zaterdag 5 juni 2010


Stultifying and oppressive, these are since the nineteenth century rather common characterizations of the straitjacket into which our regulated bourgeois culture constrains us. We control our affairs fairly well, but that straitjacket constricts us and sometimes threatens our joy of living, energy and creativity. The gray veil of a tough labour rhytm and mirroring office buildings would sometimes suffocate our soul.

This explains why, also since at least the nineteenth century, there were so many deliberate efforts to escape the constriction and boredom. Romantic music could serve that goal and compelling novels played a major role. It is not accidental that the novel as a genre from that time experienced an unprecedented boom, while frequently the regulated life and boredom themselves were the subjects (think of Madame Bovary or Oblomov). But also the rise of the sports may be related to it and maybe even the incidentally occurring enthusiasm for war and violence.

In our family we used to have our own kinds of escape. One was the large supply of money. That gave us a big house and a big garden, containing even a "paradise" with a pond and feasants and peacocks. And it permitted us an exuberant lifestyle that could keep the greyness at some distance.

A second form of escape was through religious transcendence. However well cared for our material life might be, the spirituality of ‘another, deeper reality’ never was far away. There were ascetically living reverend uncles and pious aunts and my mother loved meditation and study.

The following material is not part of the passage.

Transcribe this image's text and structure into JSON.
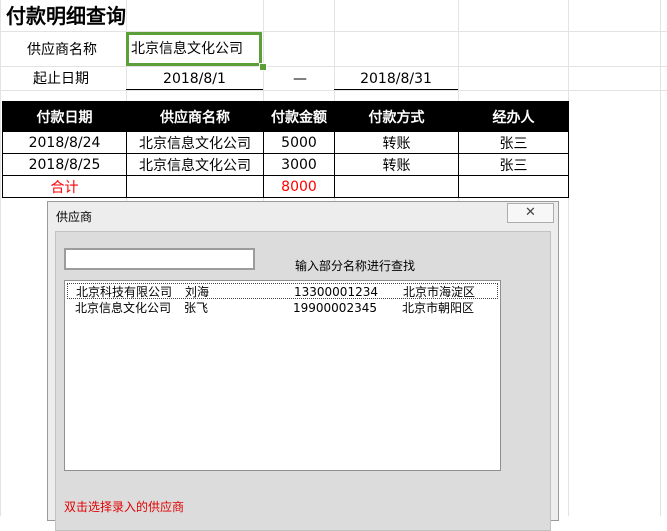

Also in the table conversations the 'higher' world got attention regularly, usually contrasted against the 'lower' material world. Very dualistic and pulled apart indeed, but it was there.

And then there were the "soldiers", a table ritual which was carried out at the end of festive meals for birthdays and such. It was a question of hammering with your hands and fists on the table in order to produce as much noise as possible. For maximum effect first the glasses, serving spoons and cutlery were placed on the plate edges so they could well rattle. My father then announced the coming of the soldiers who had decided to convey their birthday congratulations. If you listened well, you could hear them coming in the distance, and so it was because he hit his hands gently on the table in a regular rhythm and everyone followed him in that. You could hear them coming closer, the hand slaps became stronger. Until at once they were there, then you could get loose banging your fists on the table, with maximal noise, for a few minutes. Then it had to still be finished, the soldiers went back, hand strokes became softer again, until the soldiers were back in the barracks.

This ritual was carried out family-wide, and not just for the kids. Generations back someone in the family must have experienced the irresistible urge to break out from the formal, regulated atmosphere to which at that time dinners were subjected. The ceremonious rigidity must have felt like a straitjacket, and the soldiers as an escape from it. Is it strange that finally I end up with a philosopher whose first really original book was titled: "On escape"?

See also Il-y a